"For both of these, I was responsible for finishing these spots," he said. "After they had been color-corrected it came to us to be finalized. We added final audio, final legals and shipped it out the door. Depending on the project there may be some small clean-up. Clean-up can range from making products look their best to removing anything in the frame that the client doesn't want there."

In a public service announcement for the National Highway Traffic Safety Administration entitled "Man in the Mirror," Tracy worked on "cleaning up" a mirror so viewers wouldn't see the camera, as well as placing a different person in the mirror, he said. It was his first official job as a producer, and he traveled to Los Angeles for the shoot. It premiered in movie theaters at showings for "Stars Wars: The Force Awakens."

When he isn't working, Tracy performs with and coaches improv troupes, an activity he was involved in at Point Park University. He also enjoys cooking.

His knack for the culinary arts helped him keep busy during Winter Storm Jonas. Like Hanover, New York City received its fair share of snow. Tracy spent his snowed-in weekend making biscuits, cookies, egg sandwiches and lasagna.

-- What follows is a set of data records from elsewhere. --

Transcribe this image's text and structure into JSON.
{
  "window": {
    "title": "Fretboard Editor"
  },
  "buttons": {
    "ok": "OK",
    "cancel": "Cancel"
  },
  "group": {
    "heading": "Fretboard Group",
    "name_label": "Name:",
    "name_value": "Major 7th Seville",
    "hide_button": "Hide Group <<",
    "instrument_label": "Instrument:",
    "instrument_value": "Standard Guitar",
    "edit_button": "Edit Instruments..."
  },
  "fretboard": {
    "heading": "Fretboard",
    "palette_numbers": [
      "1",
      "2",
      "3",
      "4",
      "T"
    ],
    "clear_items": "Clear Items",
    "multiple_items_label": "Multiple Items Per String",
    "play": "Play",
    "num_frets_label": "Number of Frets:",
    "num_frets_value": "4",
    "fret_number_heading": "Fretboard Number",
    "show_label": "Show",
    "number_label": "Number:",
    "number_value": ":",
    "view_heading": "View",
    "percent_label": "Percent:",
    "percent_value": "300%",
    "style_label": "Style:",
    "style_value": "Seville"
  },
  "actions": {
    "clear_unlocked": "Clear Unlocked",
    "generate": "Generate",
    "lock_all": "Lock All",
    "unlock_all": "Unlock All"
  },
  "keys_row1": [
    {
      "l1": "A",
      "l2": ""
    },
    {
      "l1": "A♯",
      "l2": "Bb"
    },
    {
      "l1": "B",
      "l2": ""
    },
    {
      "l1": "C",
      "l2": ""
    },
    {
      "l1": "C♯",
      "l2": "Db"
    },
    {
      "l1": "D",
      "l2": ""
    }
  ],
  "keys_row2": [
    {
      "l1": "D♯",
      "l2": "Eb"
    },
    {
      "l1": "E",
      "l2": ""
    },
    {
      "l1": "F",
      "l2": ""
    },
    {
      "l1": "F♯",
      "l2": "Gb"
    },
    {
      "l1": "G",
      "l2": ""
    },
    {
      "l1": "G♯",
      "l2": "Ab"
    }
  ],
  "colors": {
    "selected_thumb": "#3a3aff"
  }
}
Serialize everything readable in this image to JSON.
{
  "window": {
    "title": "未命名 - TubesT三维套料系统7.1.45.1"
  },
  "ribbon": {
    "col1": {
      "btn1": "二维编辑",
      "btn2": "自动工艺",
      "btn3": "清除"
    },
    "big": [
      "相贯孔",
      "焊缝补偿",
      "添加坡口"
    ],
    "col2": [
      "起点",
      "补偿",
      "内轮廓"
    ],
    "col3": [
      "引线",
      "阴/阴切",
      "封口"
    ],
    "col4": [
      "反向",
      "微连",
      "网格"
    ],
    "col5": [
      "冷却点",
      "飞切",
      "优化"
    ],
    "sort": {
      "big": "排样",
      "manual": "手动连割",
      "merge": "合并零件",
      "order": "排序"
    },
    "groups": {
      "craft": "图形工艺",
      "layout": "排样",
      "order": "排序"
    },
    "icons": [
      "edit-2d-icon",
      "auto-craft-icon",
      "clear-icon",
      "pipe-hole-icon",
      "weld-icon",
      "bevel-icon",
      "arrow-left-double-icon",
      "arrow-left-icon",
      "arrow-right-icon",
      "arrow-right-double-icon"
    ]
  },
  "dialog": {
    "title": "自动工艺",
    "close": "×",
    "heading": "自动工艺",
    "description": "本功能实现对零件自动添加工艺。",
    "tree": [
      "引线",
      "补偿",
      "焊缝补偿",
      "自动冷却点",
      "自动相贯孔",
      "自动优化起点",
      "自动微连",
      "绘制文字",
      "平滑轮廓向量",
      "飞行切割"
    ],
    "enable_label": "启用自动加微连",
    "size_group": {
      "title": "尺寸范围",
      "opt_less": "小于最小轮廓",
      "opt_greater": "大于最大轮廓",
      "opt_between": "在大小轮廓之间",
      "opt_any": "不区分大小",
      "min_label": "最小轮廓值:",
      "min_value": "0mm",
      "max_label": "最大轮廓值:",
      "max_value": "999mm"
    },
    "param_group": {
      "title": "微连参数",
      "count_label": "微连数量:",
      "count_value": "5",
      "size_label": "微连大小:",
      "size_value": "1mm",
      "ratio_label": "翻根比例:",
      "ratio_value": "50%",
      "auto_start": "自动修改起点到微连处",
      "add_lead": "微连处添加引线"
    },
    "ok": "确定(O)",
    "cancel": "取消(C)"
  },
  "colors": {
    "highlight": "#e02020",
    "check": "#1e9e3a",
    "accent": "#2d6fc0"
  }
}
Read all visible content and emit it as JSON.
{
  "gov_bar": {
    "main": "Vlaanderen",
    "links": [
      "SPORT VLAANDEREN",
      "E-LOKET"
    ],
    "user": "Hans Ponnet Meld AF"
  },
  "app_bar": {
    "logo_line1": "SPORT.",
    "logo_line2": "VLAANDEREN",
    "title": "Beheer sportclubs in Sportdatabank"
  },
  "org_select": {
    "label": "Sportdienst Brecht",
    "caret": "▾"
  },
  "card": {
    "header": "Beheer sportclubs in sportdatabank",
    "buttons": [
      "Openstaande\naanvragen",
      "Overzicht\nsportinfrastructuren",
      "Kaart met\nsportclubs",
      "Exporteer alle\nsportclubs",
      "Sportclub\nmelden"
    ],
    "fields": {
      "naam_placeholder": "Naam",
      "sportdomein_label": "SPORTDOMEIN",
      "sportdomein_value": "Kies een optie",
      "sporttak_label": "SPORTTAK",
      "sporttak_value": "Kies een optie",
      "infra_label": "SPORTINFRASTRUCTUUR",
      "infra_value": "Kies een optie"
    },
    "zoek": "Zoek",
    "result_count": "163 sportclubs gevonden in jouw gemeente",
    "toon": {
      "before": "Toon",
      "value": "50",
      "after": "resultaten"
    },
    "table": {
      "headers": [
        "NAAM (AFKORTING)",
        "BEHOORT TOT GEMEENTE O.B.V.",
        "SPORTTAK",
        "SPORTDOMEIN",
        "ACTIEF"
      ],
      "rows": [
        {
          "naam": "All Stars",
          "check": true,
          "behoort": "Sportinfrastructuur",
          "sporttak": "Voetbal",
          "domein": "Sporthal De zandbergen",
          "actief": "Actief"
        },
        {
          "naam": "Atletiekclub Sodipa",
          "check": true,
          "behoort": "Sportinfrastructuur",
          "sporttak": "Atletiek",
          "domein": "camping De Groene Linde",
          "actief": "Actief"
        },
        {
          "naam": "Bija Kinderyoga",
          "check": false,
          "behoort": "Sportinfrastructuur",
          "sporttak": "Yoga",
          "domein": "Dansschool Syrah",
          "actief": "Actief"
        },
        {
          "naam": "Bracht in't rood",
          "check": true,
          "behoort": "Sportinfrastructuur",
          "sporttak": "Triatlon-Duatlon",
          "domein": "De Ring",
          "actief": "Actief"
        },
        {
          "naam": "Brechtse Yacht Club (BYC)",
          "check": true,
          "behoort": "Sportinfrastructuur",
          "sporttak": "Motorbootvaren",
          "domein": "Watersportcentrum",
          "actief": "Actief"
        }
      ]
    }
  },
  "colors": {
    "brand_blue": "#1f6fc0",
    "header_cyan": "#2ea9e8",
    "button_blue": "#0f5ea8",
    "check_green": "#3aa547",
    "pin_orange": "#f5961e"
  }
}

When the city isn't submerged in several feet of snow, Tracy said "there's so much happening all the time." Most places are open past 8 p.m., he can get a beer anywhere and the choices for entertainment are endless.

Though he enjoys the accessibility to so many things in New York City, Tracy misses living in a house in the middle of nowhere sometimes. He comes home to visit frequently.

"It's nice and quiet," he said. "I probably get better sleep when I'm home. It's just more relaxed."

He also misses some of Hanover's staples, like Texas Hot Weiner, the Eichelberger Performing Arts Center and R/C Hanover Movies.

For young Hanoverians preparing to embark on life after high school, Tracy is an advocate for broadening one's horizons and seeing what else the world has to offer.

"You can always come back," he said. "Always go for it. It's just about getting out of your shell and doing something that kind of scares you."

Tracy's ultimate career goal changes every three months or so.

"When I was a kid I wanted to be a chef," he said. "When I was in high school I wanted to be an actor. When I was in college I wanted to be a writer. When I graduated I just wanted a job. My ultimate career goal has something to do with writing. I wish I was more in the television side of production because I've always wanted to be a show runner. If it all doesn't work out? To quote Liz Lemon (of television show "30 Rock"), 'I don't know...I guess I could go back to teaching seniors improv on cruise ships?'"